I TOLD her it was me or the dog.
Big mistake. Not that I am actually going to pack my bags and leave. I might be more stupid than the dog, but not that stupid.
I just don’t think I can bear the way it grins at me any more. I used to think it was merely vacuous, but it’s become more… triumphant since I had this conversation (with my wife, not the dog).
I said I was sick of hairs over everything. I said anything that could make the house stink like a stable full of old blankets should be sleeping on the verandah…
It was the silence that gave her away. And I am not moving on to the verandah. The bloody dog would be on my bed like rat up a drain.
The balance of power has shifted and I never saw it happening. I remember when this… animal… arrived in the house. It was cute and snugly and it smelled good and I taught it to sit and stay and walk to heel and it looked up at me with doe-eyed devotion.
But somewhere in the past 13 years it’s been got at by the forces of evil. It has developed little red weasel eyes and a way of fawning to my wife that she sees as unquestioning devotion. She says it understands every word she says, but she talks to me as if I have no comprehension of even the most basic English.
I get fed at meal times only, but every time I look round some dainty morsel is being dropped in front of the dog’s porcine snout. And it doesn’t even have to beg or roll over!
And now it’s too late. It grins at me with Machiavellian malice and dares me to mount a challenge. I’ve even considered poisoning its food but it would deliberately die an agonised and theatrical death and its ghost would continue to sideline me in my wife’s affections.
She takes it out more often than she takes me out… “I’m just going to the walk the dog.”
“Would you like me to come?”
“Well, I thought we could talk….”
“No I’ll be fine with the dog. You get on with the painting.”
And when they get back I’ll be the one jumping up with my tongue hanging out for a pat and a kind word. I think I’m growing a tail.
I tried to get it all out in the open. “Don’t you see,” I blurted, desperately. “It’s using you. It’s working its way into your trust and slowly — diabolically — it’s taking control!”
She stepped back a couple of paces.
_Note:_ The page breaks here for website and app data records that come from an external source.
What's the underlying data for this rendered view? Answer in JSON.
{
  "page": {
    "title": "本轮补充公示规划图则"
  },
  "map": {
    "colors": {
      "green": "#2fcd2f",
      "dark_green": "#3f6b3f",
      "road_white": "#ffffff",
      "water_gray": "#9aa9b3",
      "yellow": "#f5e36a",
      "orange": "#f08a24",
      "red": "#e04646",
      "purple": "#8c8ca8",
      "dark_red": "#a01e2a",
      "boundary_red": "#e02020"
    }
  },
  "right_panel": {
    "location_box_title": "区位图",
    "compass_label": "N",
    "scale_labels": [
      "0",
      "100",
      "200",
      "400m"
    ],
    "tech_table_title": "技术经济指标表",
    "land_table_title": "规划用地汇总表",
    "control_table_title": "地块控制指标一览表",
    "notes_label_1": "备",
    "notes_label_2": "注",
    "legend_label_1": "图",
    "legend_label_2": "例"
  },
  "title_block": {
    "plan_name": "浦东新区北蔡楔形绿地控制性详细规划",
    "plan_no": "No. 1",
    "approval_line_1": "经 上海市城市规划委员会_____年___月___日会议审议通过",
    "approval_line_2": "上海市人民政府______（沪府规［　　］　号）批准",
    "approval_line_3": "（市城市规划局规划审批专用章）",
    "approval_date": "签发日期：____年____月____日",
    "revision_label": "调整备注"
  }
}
With a kind of sad scorn in her eyes she said: “It’s just a dog.” The dog wagged its tail.
And here we are. I curl up in an armchair, hungry for the occasional kind word from my wife. I get up for meals and to go to the lavatory. I come when I’m called. I dig in the garden a bit, but usually in the wrong place, for which I am scolded by my wife.
The dog follows my wife about like a teenager in love. If it could hold her hand it would. They have interesting conversations about life the universe and everything. They go out and meet people. They go shopping together. And when they do, the dog gets to wait in the car. When I used to go shopping with her I was dragged round to look at things and carry stuff!
I’ve thought about running away, but I have this sneaky feeling no-one will scour the neighbourhood calling my name, or letterbox-drop the neighbourhood with sentimental leaflets saying how they miss me.